Nicodemo, D., Couto, R., Malheiros, E., De Jong, D. 2012. Propolis production and its relation to wax production rate in Apis mellifera beehives. In: Científica , Jaboticabal, v.40, n.1, p.90 – 96, 2012.

Oliver,R. 2010. Sick Bees – Part 3. The Bee Immune System@ Scientific Beekeeping.

Ruttner, F. 1986. Geographical variability and classification. In: Bee Genetics and Breeding, Academic Press Inc. pp. 23-56.

Simone-Finstrom, M. and Spivak, M. 2010. Propolis and bee health: the natural history and significance of resin use by honey bees. Apidologie 41: 295-311.

Simone-Finstrom, M. and Spivak, M. 2012. Increased resin collection after parasite challenge: A case of self-medication in honey bees? PLoS One 7(3) e34601, doi:10.1371/journal.pone.0034601.

Tribe, G.D. 1979. The fate of the propolized nest. South African Bee Journal 51(6): 12-15.

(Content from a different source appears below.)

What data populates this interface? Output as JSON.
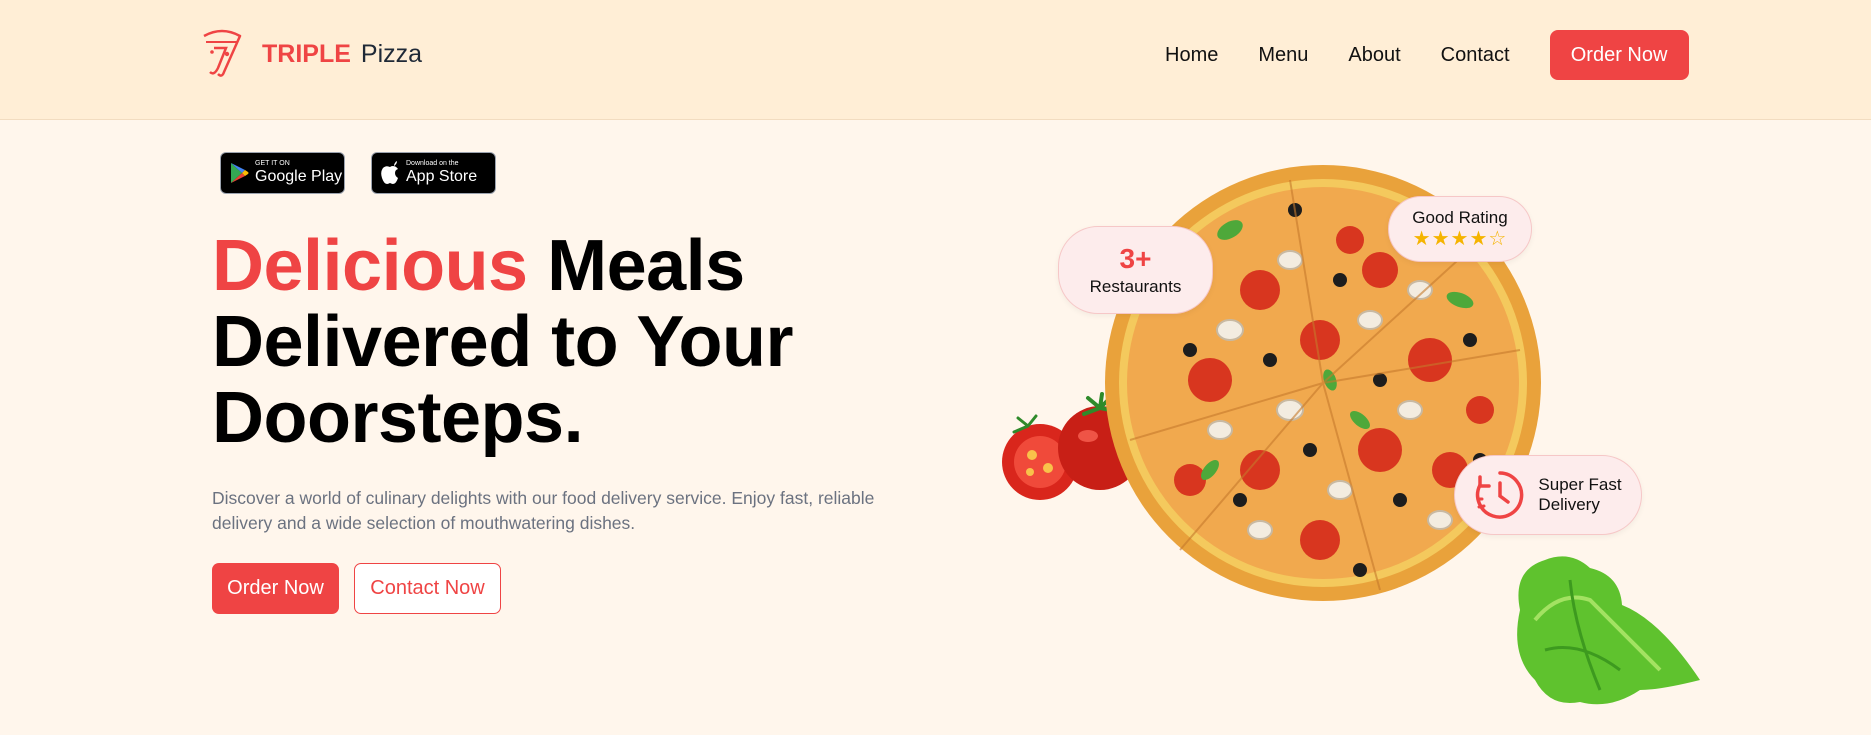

Tribe, G.D. 2009. Creatures within the hive. Village Life 34: 38-43.

Tribe, G.D. 2000. A migrating swarm of small hive beetles (Aethina tumida Murray). South African Bee Journal 72(3): 121-122.

Tribe, G.D. and Fletcher, D.J.C. 1977. A propolized nest in the open. South African Bee Journal 49(4): 5-8.

Wilson, M.B., Spivak, M., Hegeman, A.D., Rendahl, A. and Cohen, J.D. 2013. Metabolomics reveals the origins of antimicrobial plant resins collected by honey bees. PLoS One 8(10):1-13.

Yoneda, M., Shibata, I. and Takahashi, S. 2001. Leaf collecting behaviour of Africanized honeybee. Poster: Apimondia, Durban, 28 Oct.-1 Nov., 2001.